OSI Layers The OSI reference model consists of seven layers. Each layer defines a set of typical networking functions. When OSI was in active development in the 1980s and 1990s, the OSI committees created new protocols and specifications to implement the functions specified by each layer. In other cases, the OSI committees did not create new protocols or standards, but instead referenced other protocols that were already defined. For instance, the IEEE defines Ethernet standards, so the OSI committees did not waste time specifying a new type of Ethernet; it simply referred to the IEEE Ethernet standards.
Because OSI does have a very well-defined set of functions associated with each of its seven layers, you can examine any networking protocol or specification and make some determination of whether it most closely matches OSI Layer 1, 2, or 3, and so on. For instance, TCP/IP’s internetworking layer, as implemented by IP, equates most directly to the OSI network layer. So, most people say that IP is a network layer, or Layer 3, protocol, using OSI terminology and numbers for the layer. Of course, if you numbered the TCP/IP model, starting at the bottom, IP would be in Layer 2—but, by convention, everyone uses the OSI standard when describing other protocols. So, using this convention, IP is a network layer protocol.

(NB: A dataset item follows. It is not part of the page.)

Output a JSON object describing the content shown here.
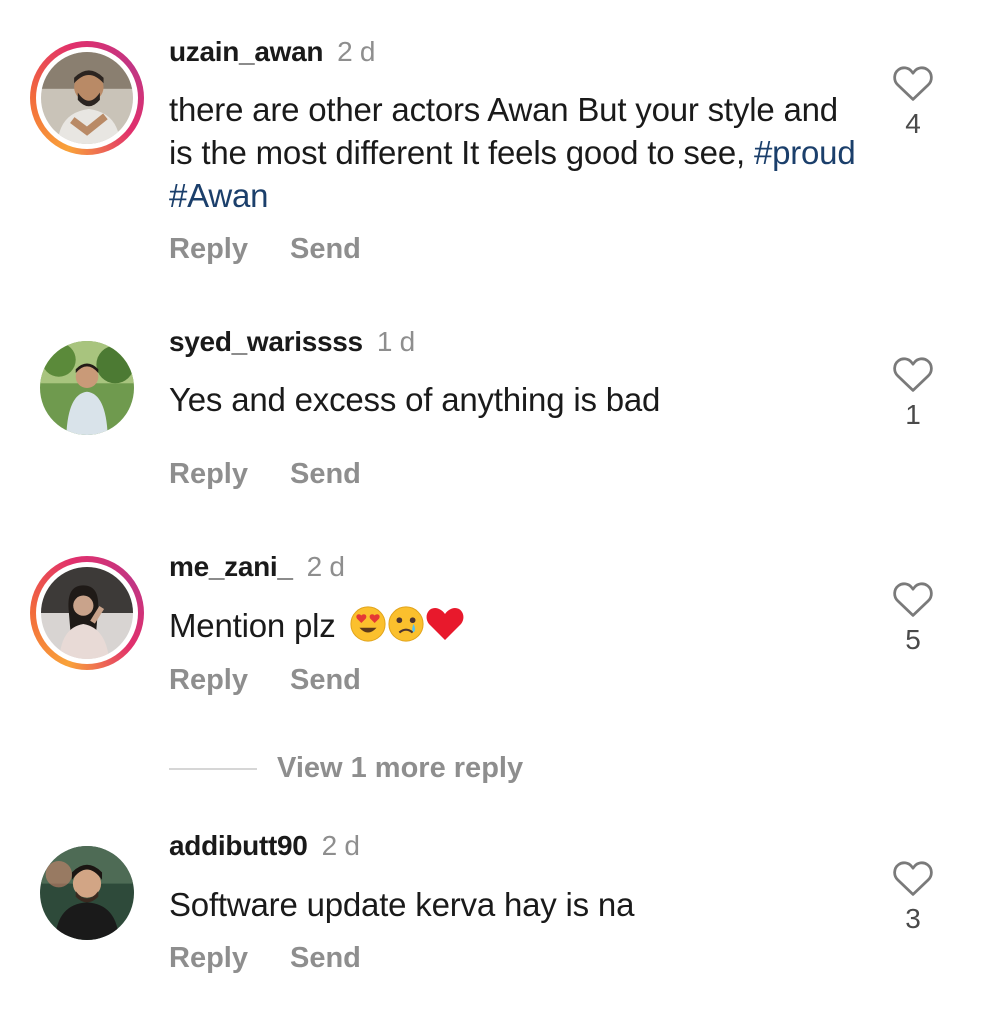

Cisco requires that CCNAs demonstrate an understanding of the functions defined by OSI for each layer, as well as some example protocols that correspond to each OSI layer. The names of the OSI reference model layers, a few of the typical protocols at each layer, and the functions of each layer are simply good things to memorize for the INTRO exam. And frankly, if you want to pursue your Cisco certifications beyond CCNA, these names and functional areas will come up continually.